Also Known As: Pemoline, Cylert, Betanamin, Tradon
Pemoline was first synthesized in 1913 but its activity was not discovered until the 1930s. Under the names (Betanamin, Cylert, Tradon) it was used as a medication used to treat attention-deficit hyperactivity disorder (ADHD) and narcolepsy. Under the Convention on Psychotropic Substances, it is a Schedule IV drug. It is no longer generally available in the United States. However, it can be legally prescribed in the US via the complex and rarely used "compassionate use / orphan drug" process by which a physician may complete extensive paper work on behalf of a single patient to obtain an "investigational new drug application" that allows importation and prescription of the compound on a case by case basis for up to one year and subject to renewal.

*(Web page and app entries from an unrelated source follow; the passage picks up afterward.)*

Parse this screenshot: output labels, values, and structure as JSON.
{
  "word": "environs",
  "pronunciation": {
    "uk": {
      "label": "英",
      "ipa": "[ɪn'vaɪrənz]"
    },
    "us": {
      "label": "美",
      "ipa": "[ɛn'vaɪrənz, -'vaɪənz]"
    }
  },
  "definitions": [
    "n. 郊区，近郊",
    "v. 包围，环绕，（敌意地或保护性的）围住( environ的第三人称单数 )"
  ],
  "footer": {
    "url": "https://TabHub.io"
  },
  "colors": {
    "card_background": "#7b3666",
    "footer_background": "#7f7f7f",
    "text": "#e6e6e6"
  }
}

Unlike other psychostimulants which are dopaminergic, pemoline is thought to be dopamimetic in nature. Pemoline passes the blood brain barrier and acts a surrogate for dopamine, not effecting endogenous intracellular dopamine. For this reason, and the fact that it has little or no affinity for adrenaline receptors, pemoline has minimal sympathomimetic side effects such as: dry mouth, reduction in appetite, high blood pressure, increased heart rate, constriction of smooth muscle, cardiac stress, dilated pupils and insomnia. There is some data to suggest that pemoline is a nootropic acting as a catalyst conductor in the synapses of the brain's memory centers, raising the efficiency of memory and assisting RNA formation in the brain. While drugs like Adderall and Ritalin are classified as Schedule II, pemoline is listed as Schedule IV (non-narcotic.) In studies conducted on primates, pemoline fails to demonstrate a potential for self-administration.